They should probably focus on the production side rather than consumption
The market had been looking for 60-62 Bcf. This is the first time in weeks that injections have been this high and give some indication of how high production remains.
From the Energy Information Administration:
Released: August 30, 2012 at 10:30 a.m. (eastern time) for the Week Ending August 24, 2012.
Next Release: September 6, 2012
Working gas in storage was 3,374 Bcf as of Friday, August 24, 2012, according to EIA estimates. This represents a net increase of 66 Bcf from the previous week.
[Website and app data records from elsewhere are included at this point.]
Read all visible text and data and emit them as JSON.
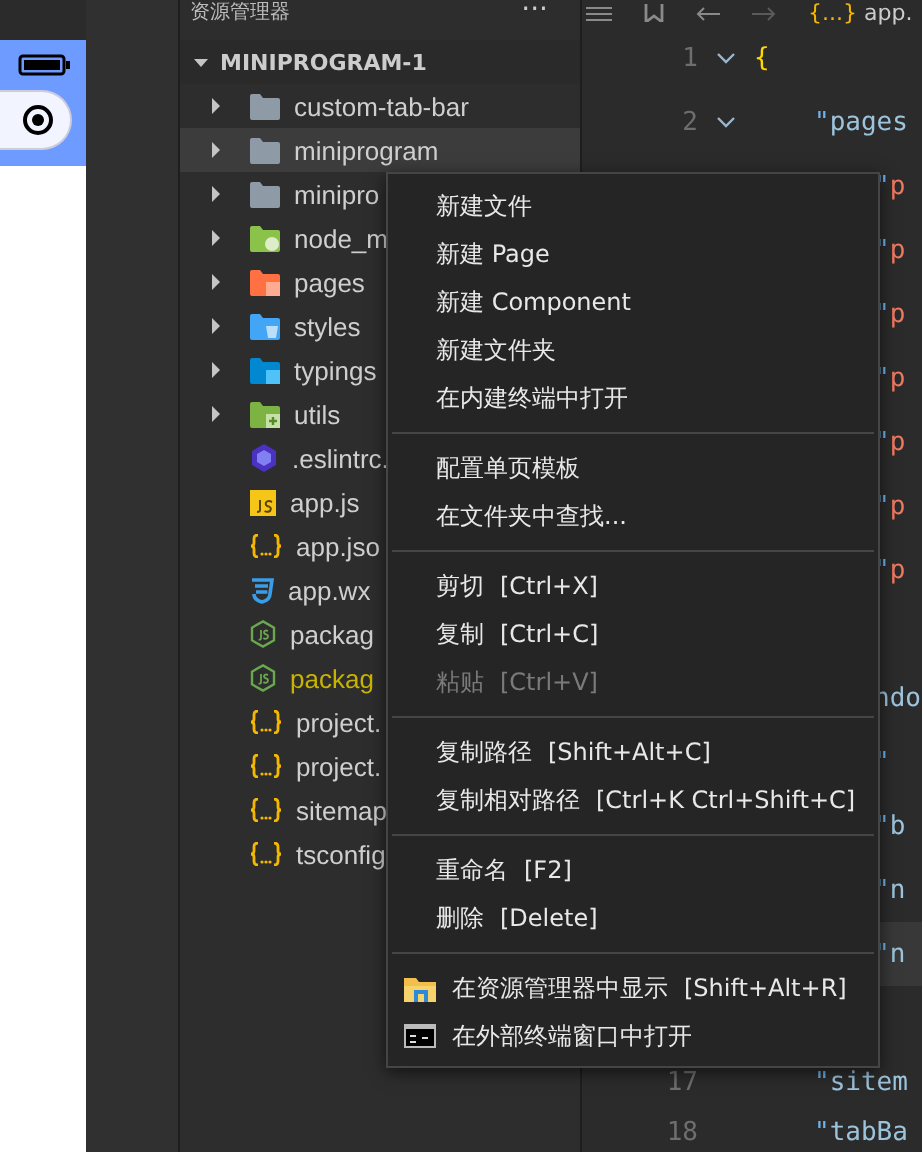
{
  "explorer": {
    "title": "资源管理器",
    "more": "···",
    "section": {
      "title": "MINIPROGRAM-1",
      "expanded": true
    },
    "items": [
      {
        "name": "custom-tab-bar",
        "kind": "folder",
        "expanded": false,
        "selected": false,
        "modified": false
      },
      {
        "name": "miniprogram",
        "kind": "folder",
        "expanded": false,
        "selected": true,
        "modified": false
      },
      {
        "name": "minipro",
        "kind": "folder",
        "expanded": false,
        "selected": false,
        "modified": false
      },
      {
        "name": "node_m",
        "kind": "node-folder",
        "expanded": false,
        "selected": false,
        "modified": false
      },
      {
        "name": "pages",
        "kind": "pages-folder",
        "expanded": false,
        "selected": false,
        "modified": false
      },
      {
        "name": "styles",
        "kind": "styles-folder",
        "expanded": false,
        "selected": false,
        "modified": false
      },
      {
        "name": "typings",
        "kind": "ts-folder",
        "expanded": false,
        "selected": false,
        "modified": false
      },
      {
        "name": "utils",
        "kind": "utils-folder",
        "expanded": false,
        "selected": false,
        "modified": false
      },
      {
        "name": ".eslintrc.",
        "kind": "eslint",
        "selected": false,
        "modified": false
      },
      {
        "name": "app.js",
        "kind": "js",
        "selected": false,
        "modified": false
      },
      {
        "name": "app.jso",
        "kind": "json",
        "selected": false,
        "modified": false
      },
      {
        "name": "app.wx",
        "kind": "css",
        "selected": false,
        "modified": false
      },
      {
        "name": "packag",
        "kind": "node",
        "selected": false,
        "modified": false
      },
      {
        "name": "packag",
        "kind": "node",
        "selected": false,
        "modified": true
      },
      {
        "name": "project.",
        "kind": "json",
        "selected": false,
        "modified": false
      },
      {
        "name": "project.",
        "kind": "json",
        "selected": false,
        "modified": false
      },
      {
        "name": "sitemap",
        "kind": "json",
        "selected": false,
        "modified": false
      },
      {
        "name": "tsconfig",
        "kind": "json",
        "selected": false,
        "modified": false
      }
    ]
  },
  "editor": {
    "tab": {
      "icon_text": "{...}",
      "label": "app."
    },
    "lines": [
      {
        "kind": "top",
        "number": "1",
        "fold": true,
        "current": false,
        "tokens": [
          {
            "kind": "brace",
            "text": "{"
          }
        ]
      },
      {
        "kind": "key",
        "number": "2",
        "fold": true,
        "current": false,
        "tokens": [
          {
            "kind": "quote",
            "text": "\""
          },
          {
            "kind": "key",
            "text": "pages"
          }
        ]
      },
      {
        "kind": "entry",
        "current": false,
        "tokens": [
          {
            "kind": "quote",
            "text": "\""
          },
          {
            "kind": "string",
            "text": "p"
          }
        ]
      },
      {
        "kind": "entry",
        "current": false,
        "tokens": [
          {
            "kind": "quote",
            "text": "\""
          },
          {
            "kind": "string",
            "text": "p"
          }
        ]
      },
      {
        "kind": "entry",
        "current": false,
        "tokens": [
          {
            "kind": "quote",
            "text": "\""
          },
          {
            "kind": "string",
            "text": "p"
          }
        ]
      },
      {
        "kind": "entry",
        "current": false,
        "tokens": [
          {
            "kind": "quote",
            "text": "\""
          },
          {
            "kind": "string",
            "text": "p"
          }
        ]
      },
      {
        "kind": "entry",
        "current": false,
        "tokens": [
          {
            "kind": "quote",
            "text": "\""
          },
          {
            "kind": "string",
            "text": "p"
          }
        ]
      },
      {
        "kind": "entry",
        "current": false,
        "tokens": [
          {
            "kind": "quote",
            "text": "\""
          },
          {
            "kind": "string",
            "text": "p"
          }
        ]
      },
      {
        "kind": "entry",
        "current": false,
        "tokens": [
          {
            "kind": "quote",
            "text": "\""
          },
          {
            "kind": "string",
            "text": "p"
          }
        ]
      },
      {
        "kind": "covered",
        "current": false
      },
      {
        "kind": "entry",
        "current": false,
        "tokens": [
          {
            "kind": "key",
            "text": "ndo"
          }
        ]
      },
      {
        "kind": "entry",
        "current": false,
        "tokens": [
          {
            "kind": "quote",
            "text": "\""
          }
        ]
      },
      {
        "kind": "entry",
        "current": false,
        "tokens": [
          {
            "kind": "quote",
            "text": "\""
          },
          {
            "kind": "key",
            "text": "b"
          }
        ]
      },
      {
        "kind": "entry",
        "current": false,
        "tokens": [
          {
            "kind": "quote",
            "text": "\""
          },
          {
            "kind": "key",
            "text": "n"
          }
        ]
      },
      {
        "kind": "entry",
        "current": true,
        "tokens": [
          {
            "kind": "quote",
            "text": "\""
          },
          {
            "kind": "key",
            "text": "n"
          }
        ]
      },
      {
        "kind": "covered",
        "current": false
      },
      {
        "kind": "key",
        "number": "17",
        "current": false,
        "tokens": [
          {
            "kind": "quote",
            "text": "\""
          },
          {
            "kind": "key",
            "text": "sitem"
          }
        ]
      },
      {
        "kind": "key",
        "number": "18",
        "current": false,
        "tokens": [
          {
            "kind": "quote",
            "text": "\""
          },
          {
            "kind": "key",
            "text": "tabBa"
          }
        ]
      }
    ]
  },
  "context_menu": {
    "groups": [
      [
        {
          "label": "新建文件",
          "kind": "plain",
          "disabled": false
        },
        {
          "label": "新建 Page",
          "kind": "plain",
          "disabled": false
        },
        {
          "label": "新建 Component",
          "kind": "plain",
          "disabled": false
        },
        {
          "label": "新建文件夹",
          "kind": "plain",
          "disabled": false
        },
        {
          "label": "在内建终端中打开",
          "kind": "plain",
          "disabled": false
        }
      ],
      [
        {
          "label": "配置单页模板",
          "kind": "plain",
          "disabled": false
        },
        {
          "label": "在文件夹中查找...",
          "kind": "plain",
          "disabled": false
        }
      ],
      [
        {
          "label": "剪切",
          "shortcut": "[Ctrl+X]",
          "kind": "plain",
          "disabled": false
        },
        {
          "label": "复制",
          "shortcut": "[Ctrl+C]",
          "kind": "plain",
          "disabled": false
        },
        {
          "label": "粘贴",
          "shortcut": "[Ctrl+V]",
          "kind": "plain",
          "disabled": true
        }
      ],
      [
        {
          "label": "复制路径",
          "shortcut": "[Shift+Alt+C]",
          "kind": "plain",
          "disabled": false
        },
        {
          "label": "复制相对路径",
          "shortcut": "[Ctrl+K Ctrl+Shift+C]",
          "kind": "plain",
          "disabled": false
        }
      ],
      [
        {
          "label": "重命名",
          "shortcut": "[F2]",
          "kind": "plain",
          "disabled": false
        },
        {
          "label": "删除",
          "shortcut": "[Delete]",
          "kind": "plain",
          "disabled": false
        }
      ],
      [
        {
          "label": "在资源管理器中显示",
          "shortcut": "[Shift+Alt+R]",
          "kind": "explorer",
          "disabled": false
        },
        {
          "label": "在外部终端窗口中打开",
          "kind": "terminal",
          "disabled": false
        }
      ]
    ]
  }
}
Stocks were 429 Bcf higher than last year at this time and 361 Bcf above the 5-year average of 3,013 Bcf. In the East Region, stocks were 109 Bcf above the 5-year average following net injections of 47 Bcf. Stocks in the Producing Region were 189 Bcf above the 5-year average of 935 Bcf after a net injection of 16 Bcf. Stocks in the West Region were 63 Bcf above the 5-year average after a net addition of 3 Bcf. At 3,374 Bcf, total working gas is above the 5-year historical range.
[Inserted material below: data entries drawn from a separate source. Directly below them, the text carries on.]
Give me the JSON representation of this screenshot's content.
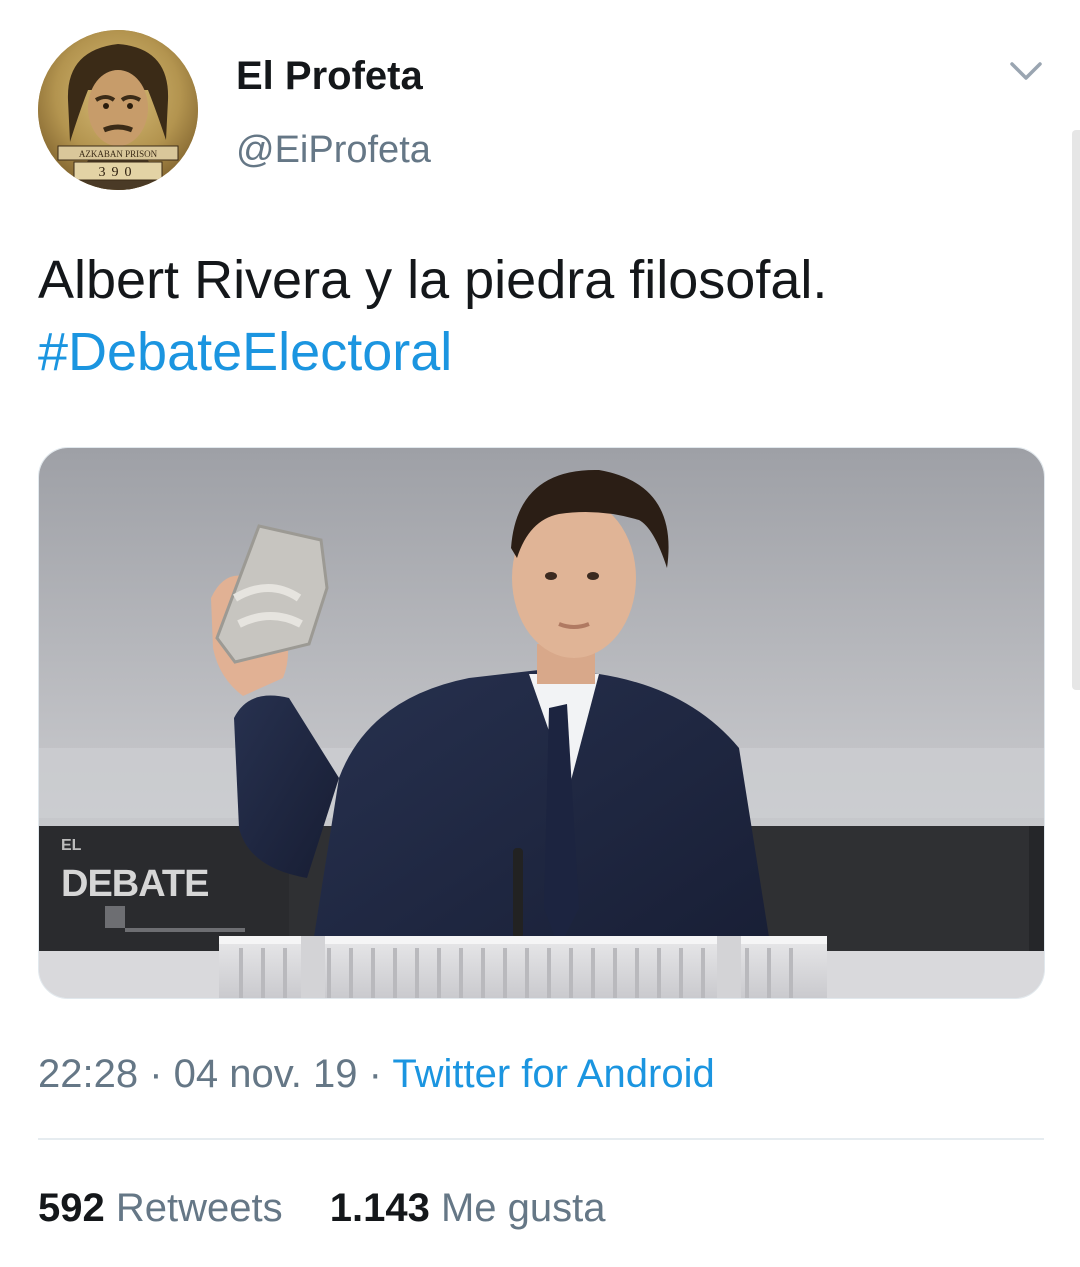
{
  "author": {
    "display_name": "El Profeta",
    "handle": "@EiProfeta",
    "avatar_icon": "wanted-poster-avatar-icon",
    "avatar_caption": "AZKABAN PRISON",
    "avatar_numbers": "390"
  },
  "tweet": {
    "text": "Albert Rivera y la piedra filosofal.",
    "hashtag": "#DebateElectoral"
  },
  "media": {
    "description_icon": "photo-debate-icon",
    "overlay_logo_small": "EL",
    "overlay_logo": "DEBATE"
  },
  "meta": {
    "time": "22:28",
    "separator": " · ",
    "date": "04 nov. 19",
    "source": "Twitter for Android"
  },
  "stats": {
    "retweets_count": "592",
    "retweets_label": "Retweets",
    "likes_count": "1.143",
    "likes_label": "Me gusta"
  },
  "colors": {
    "link": "#1b95e0",
    "text": "#14171a",
    "secondary": "#657786"
  }
}
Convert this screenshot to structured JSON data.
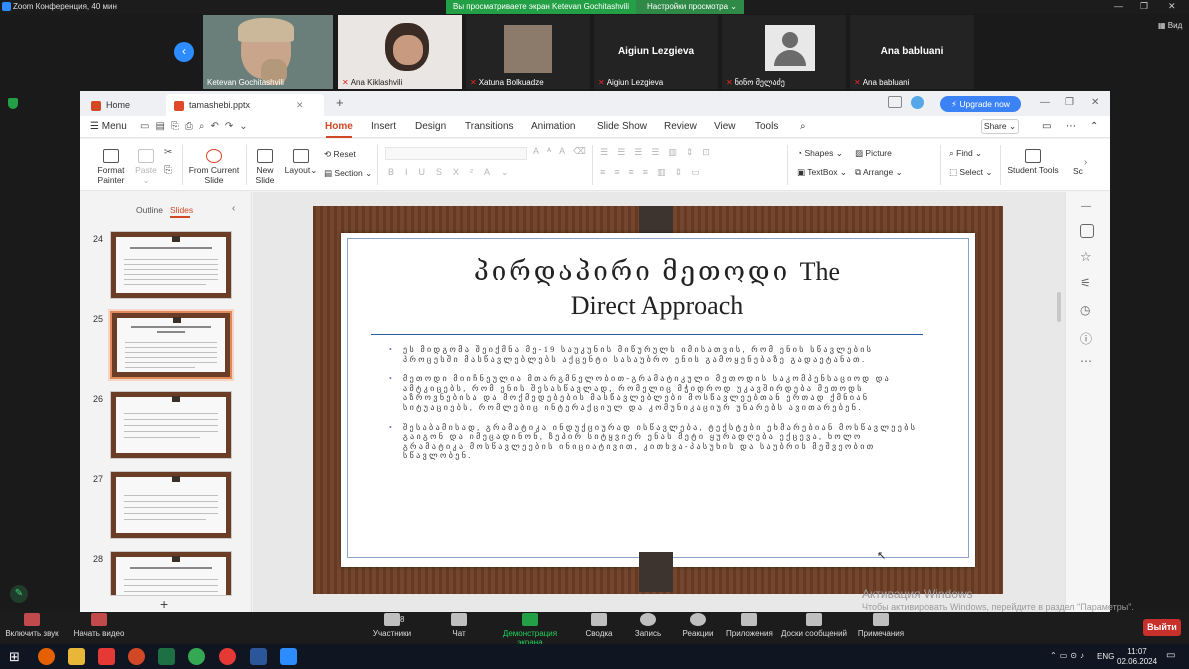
{
  "zoom": {
    "window_title": "Zoom Конференция, 40 мин",
    "share_banner": "Вы просматриваете экран Ketevan Gochitashvili",
    "view_settings": "Настройки просмотра",
    "view_button": "Вид",
    "participants": [
      {
        "name": "Ketevan Gochitashvili",
        "muted": false,
        "video": true
      },
      {
        "name": "Ana Kiklashvili",
        "muted": true,
        "video": true
      },
      {
        "name": "Xatuna Bolkuadze",
        "muted": true,
        "video": true
      },
      {
        "name": "Aigiun Lezgieva",
        "muted": true,
        "video": false,
        "center_label": "Aigiun Lezgieva"
      },
      {
        "name": "ნინო მელაძე",
        "muted": true,
        "video": false
      },
      {
        "name": "Ana babluani",
        "muted": true,
        "video": false,
        "center_label": "Ana babluani"
      }
    ],
    "controls": {
      "mute": "Включить звук",
      "video": "Начать видео",
      "participants": "Участники",
      "participants_count": "8",
      "chat": "Чат",
      "share": "Демонстрация экрана",
      "summary": "Сводка",
      "record": "Запись",
      "reactions": "Реакции",
      "apps": "Приложения",
      "whiteboards": "Доски сообщений",
      "notes": "Примечания",
      "leave": "Выйти"
    }
  },
  "wps": {
    "tabs": {
      "home": "Home",
      "file": "tamashebi.pptx"
    },
    "upgrade": "Upgrade now",
    "menu_label": "Menu",
    "menu_tabs": [
      "Home",
      "Insert",
      "Design",
      "Transitions",
      "Animation",
      "Slide Show",
      "Review",
      "View",
      "Tools"
    ],
    "share": "Share",
    "ribbon": {
      "format_painter": "Format\nPainter",
      "paste": "Paste",
      "from_current_slide": "From Current\nSlide",
      "new_slide": "New\nSlide",
      "layout": "Layout",
      "reset": "Reset",
      "section": "Section",
      "shapes": "Shapes",
      "picture": "Picture",
      "find": "Find",
      "textbox": "TextBox",
      "arrange": "Arrange",
      "select": "Select",
      "student_tools": "Student Tools",
      "trailing": "Sc"
    },
    "panel_tabs": {
      "outline": "Outline",
      "slides": "Slides"
    },
    "thumbnails": [
      {
        "num": "24",
        "selected": false
      },
      {
        "num": "25",
        "selected": true
      },
      {
        "num": "26",
        "selected": false
      },
      {
        "num": "27",
        "selected": false
      },
      {
        "num": "28",
        "selected": false
      }
    ],
    "slide": {
      "title_ka": "პირდაპირი მეთოდი",
      "title_en_1": "The",
      "title_en_2": "Direct Approach",
      "bullets": [
        "ეს მიდგომა შეიქმნა მე-19 საუკუნის მიწურულს იმისათვის, რომ ენის სწავლების პროცესში მასწავლებლებს აქცენტი სასაუბრო ენის გამოყენებაზე გადაეტანათ.",
        "მეთოდი მიიჩნეულია მთარგმნელობით-გრამატიკული მეთოდის საკომპენსაციოდ და ამტკიცებს, რომ ენის შესასწავლად, რომელიც მჭიდროდ უკავშირდება მეთოდს აზროვნებისა და მოქმედებების მასწავლებლები მოსწავლეებთან ერთად ქმნიან სიტუაციებს, რომლებიც ინტერაქციულ და კომუნიკაციურ უნარებს ავითარებენ.",
        "შესაბამისად, გრამატიკა ინდუქციურად ისწავლება, ტექსტები ეხმარებიან მოსწავლეებს გაიგონ და იმეცადინონ, ზეპირ სიტყვიერ ენას მეტი ყურადღება ექცევა, ხოლო გრამატიკა მოსწავლეების ინიციატივით, კითხვა-პასუხის და საუბრის მეშვეობით სწავლობენ."
      ]
    }
  },
  "watermark": {
    "line1": "Активация Windows",
    "line2": "Чтобы активировать Windows, перейдите в раздел \"Параметры\"."
  },
  "taskbar": {
    "lang": "ENG",
    "time": "11:07",
    "date": "02.06.2024"
  }
}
Working gas stocks in the Producing Region, for the week ending August 24, 2012, totaled 1,124 Bcf, with 227 Bcf in salt cavern facilities and 897 Bcf in nonsalt cavern facilities. Working gas stocks increased 9 Bcf in the salt cavern facilities and increased 7 Bcf in the nonsalt cavern facilities since August 17. An historical series of the salt and nonsalt subtotals of the Producing Region is available for download at: wngsr_producing_region_salt.xls.Here's another of those "Oh, that can't be good for the longs" charts: